Exercise data
((
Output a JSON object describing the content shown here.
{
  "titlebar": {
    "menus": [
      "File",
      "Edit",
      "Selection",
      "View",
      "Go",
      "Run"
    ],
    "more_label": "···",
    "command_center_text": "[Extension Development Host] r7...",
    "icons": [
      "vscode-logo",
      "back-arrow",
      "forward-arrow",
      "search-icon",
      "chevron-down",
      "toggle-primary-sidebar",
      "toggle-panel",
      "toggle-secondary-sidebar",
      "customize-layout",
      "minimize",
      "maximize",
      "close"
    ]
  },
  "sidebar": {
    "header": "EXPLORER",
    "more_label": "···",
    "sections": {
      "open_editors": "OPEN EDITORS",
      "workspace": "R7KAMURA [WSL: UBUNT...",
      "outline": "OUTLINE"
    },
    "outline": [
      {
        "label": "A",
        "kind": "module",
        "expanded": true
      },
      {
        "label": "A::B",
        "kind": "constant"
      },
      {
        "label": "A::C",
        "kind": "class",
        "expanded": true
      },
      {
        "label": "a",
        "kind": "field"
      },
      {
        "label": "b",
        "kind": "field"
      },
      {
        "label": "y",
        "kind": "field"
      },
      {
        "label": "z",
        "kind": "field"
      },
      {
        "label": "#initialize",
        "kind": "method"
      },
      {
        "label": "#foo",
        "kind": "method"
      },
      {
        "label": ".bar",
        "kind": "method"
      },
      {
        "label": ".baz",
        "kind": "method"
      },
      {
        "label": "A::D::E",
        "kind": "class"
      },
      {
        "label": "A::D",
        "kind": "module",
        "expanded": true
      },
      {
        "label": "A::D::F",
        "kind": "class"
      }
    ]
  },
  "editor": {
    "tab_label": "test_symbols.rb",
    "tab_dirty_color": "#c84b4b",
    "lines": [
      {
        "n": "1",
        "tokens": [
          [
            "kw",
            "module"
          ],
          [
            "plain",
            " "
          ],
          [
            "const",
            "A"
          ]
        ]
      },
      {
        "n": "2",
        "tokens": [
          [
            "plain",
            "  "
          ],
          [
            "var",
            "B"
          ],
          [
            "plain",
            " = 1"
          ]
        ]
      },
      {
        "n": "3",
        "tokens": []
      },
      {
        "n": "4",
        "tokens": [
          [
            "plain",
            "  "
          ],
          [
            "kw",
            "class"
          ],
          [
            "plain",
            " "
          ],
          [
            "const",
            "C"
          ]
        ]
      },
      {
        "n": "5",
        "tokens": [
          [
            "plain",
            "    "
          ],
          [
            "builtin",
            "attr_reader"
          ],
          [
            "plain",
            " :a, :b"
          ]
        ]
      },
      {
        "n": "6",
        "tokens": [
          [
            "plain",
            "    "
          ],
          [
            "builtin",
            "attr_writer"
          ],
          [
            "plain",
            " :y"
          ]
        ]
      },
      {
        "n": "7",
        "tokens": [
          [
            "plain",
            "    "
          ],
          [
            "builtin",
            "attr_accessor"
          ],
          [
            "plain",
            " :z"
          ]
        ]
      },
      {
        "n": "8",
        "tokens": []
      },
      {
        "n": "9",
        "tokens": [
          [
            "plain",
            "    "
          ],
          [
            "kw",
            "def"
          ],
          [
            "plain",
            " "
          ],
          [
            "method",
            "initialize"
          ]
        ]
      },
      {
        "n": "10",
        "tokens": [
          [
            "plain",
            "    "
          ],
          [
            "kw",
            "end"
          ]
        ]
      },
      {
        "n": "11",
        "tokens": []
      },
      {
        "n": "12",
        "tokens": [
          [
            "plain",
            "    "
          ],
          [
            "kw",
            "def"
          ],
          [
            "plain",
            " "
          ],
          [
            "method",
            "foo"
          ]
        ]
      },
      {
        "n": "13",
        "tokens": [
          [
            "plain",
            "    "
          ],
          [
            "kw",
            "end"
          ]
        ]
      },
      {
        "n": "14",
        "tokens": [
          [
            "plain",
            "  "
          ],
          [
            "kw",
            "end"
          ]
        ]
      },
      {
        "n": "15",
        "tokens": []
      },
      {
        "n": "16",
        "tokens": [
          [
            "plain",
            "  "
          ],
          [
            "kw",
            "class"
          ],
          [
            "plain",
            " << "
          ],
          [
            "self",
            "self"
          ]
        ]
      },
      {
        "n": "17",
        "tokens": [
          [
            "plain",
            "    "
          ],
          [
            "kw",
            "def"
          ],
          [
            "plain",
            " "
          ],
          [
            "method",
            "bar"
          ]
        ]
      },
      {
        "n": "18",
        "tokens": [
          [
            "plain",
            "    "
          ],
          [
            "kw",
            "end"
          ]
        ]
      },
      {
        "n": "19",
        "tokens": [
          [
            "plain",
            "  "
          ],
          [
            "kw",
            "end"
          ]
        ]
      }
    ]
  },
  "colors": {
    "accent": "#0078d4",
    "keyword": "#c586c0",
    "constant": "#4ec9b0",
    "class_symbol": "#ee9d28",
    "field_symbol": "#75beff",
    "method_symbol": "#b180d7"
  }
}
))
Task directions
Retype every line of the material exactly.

Solution to this task
Output a JSON object describing the content shown here.
{
  "titlebar": {
    "menus": [
      "File",
      "Edit",
      "Selection",
      "View",
      "Go",
      "Run"
    ],
    "more_label": "···",
    "command_center_text": "[Extension Development Host] r7...",
    "icons": [
      "vscode-logo",
      "back-arrow",
      "forward-arrow",
      "search-icon",
      "chevron-down",
      "toggle-primary-sidebar",
      "toggle-panel",
      "toggle-secondary-sidebar",
      "customize-layout",
      "minimize",
      "maximize",
      "close"
    ]
  },
  "sidebar": {
    "header": "EXPLORER",
    "more_label": "···",
    "sections": {
      "open_editors": "OPEN EDITORS",
      "workspace": "R7KAMURA [WSL: UBUNT...",
      "outline": "OUTLINE"
    },
    "outline": [
      {
        "label": "A",
        "kind": "module",
        "expanded": true
      },
      {
        "label": "A::B",
        "kind": "constant"
      },
      {
        "label": "A::C",
        "kind": "class",
        "expanded": true
      },
      {
        "label": "a",
        "kind": "field"
      },
      {
        "label": "b",
        "kind": "field"
      },
      {
        "label": "y",
        "kind": "field"
      },
      {
        "label": "z",
        "kind": "field"
      },
      {
        "label": "#initialize",
        "kind": "method"
      },
      {
        "label": "#foo",
        "kind": "method"
      },
      {
        "label": ".bar",
        "kind": "method"
      },
      {
        "label": ".baz",
        "kind": "method"
      },
      {
        "label": "A::D::E",
        "kind": "class"
      },
      {
        "label": "A::D",
        "kind": "module",
        "expanded": true
      },
      {
        "label": "A::D::F",
        "kind": "class"
      }
    ]
  },
  "editor": {
    "tab_label": "test_symbols.rb",
    "tab_dirty_color": "#c84b4b",
    "lines": [
      {
        "n": "1",
        "tokens": [
          [
            "kw",
            "module"
          ],
          [
            "plain",
            " "
          ],
          [
            "const",
            "A"
          ]
        ]
      },
      {
        "n": "2",
        "tokens": [
          [
            "plain",
            "  "
          ],
          [
            "var",
            "B"
          ],
          [
            "plain",
            " = 1"
          ]
        ]
      },
      {
        "n": "3",
        "tokens": []
      },
      {
        "n": "4",
        "tokens": [
          [
            "plain",
            "  "
          ],
          [
            "kw",
            "class"
          ],
          [
            "plain",
            " "
          ],
          [
            "const",
            "C"
          ]
        ]
      },
      {
        "n": "5",
        "tokens": [
          [
            "plain",
            "    "
          ],
          [
            "builtin",
            "attr_reader"
          ],
          [
            "plain",
            " :a, :b"
          ]
        ]
      },
      {
        "n": "6",
        "tokens": [
          [
            "plain",
            "    "
          ],
          [
            "builtin",
            "attr_writer"
          ],
          [
            "plain",
            " :y"
          ]
        ]
      },
      {
        "n": "7",
        "tokens": [
          [
            "plain",
            "    "
          ],
          [
            "builtin",
            "attr_accessor"
          ],
          [
            "plain",
            " :z"
          ]
        ]
      },
      {
        "n": "8",
        "tokens": []
      },
      {
        "n": "9",
        "tokens": [
          [
            "plain",
            "    "
          ],
          [
            "kw",
            "def"
          ],
          [
            "plain",
            " "
          ],
          [
            "method",
            "initialize"
          ]
        ]
      },
      {
        "n": "10",
        "tokens": [
          [
            "plain",
            "    "
          ],
          [
            "kw",
            "end"
          ]
        ]
      },
      {
        "n": "11",
        "tokens": []
      },
      {
        "n": "12",
        "tokens": [
          [
            "plain",
            "    "
          ],
          [
            "kw",
            "def"
          ],
          [
            "plain",
            " "
          ],
          [
            "method",
            "foo"
          ]
        ]
      },
      {
        "n": "13",
        "tokens": [
          [
            "plain",
            "    "
          ],
          [
            "kw",
            "end"
          ]
        ]
      },
      {
        "n": "14",
        "tokens": [
          [
            "plain",
            "  "
          ],
          [
            "kw",
            "end"
          ]
        ]
      },
      {
        "n": "15",
        "tokens": []
      },
      {
        "n": "16",
        "tokens": [
          [
            "plain",
            "  "
          ],
          [
            "kw",
            "class"
          ],
          [
            "plain",
            " << "
          ],
          [
            "self",
            "self"
          ]
        ]
      },
      {
        "n": "17",
        "tokens": [
          [
            "plain",
            "    "
          ],
          [
            "kw",
            "def"
          ],
          [
            "plain",
            " "
          ],
          [
            "method",
            "bar"
          ]
        ]
      },
      {
        "n": "18",
        "tokens": [
          [
            "plain",
            "    "
          ],
          [
            "kw",
            "end"
          ]
        ]
      },
      {
        "n": "19",
        "tokens": [
          [
            "plain",
            "  "
          ],
          [
            "kw",
            "end"
          ]
        ]
      }
    ]
  },
  "colors": {
    "accent": "#0078d4",
    "keyword": "#c586c0",
    "constant": "#4ec9b0",
    "class_symbol": "#ee9d28",
    "field_symbol": "#75beff",
    "method_symbol": "#b180d7"
  }
}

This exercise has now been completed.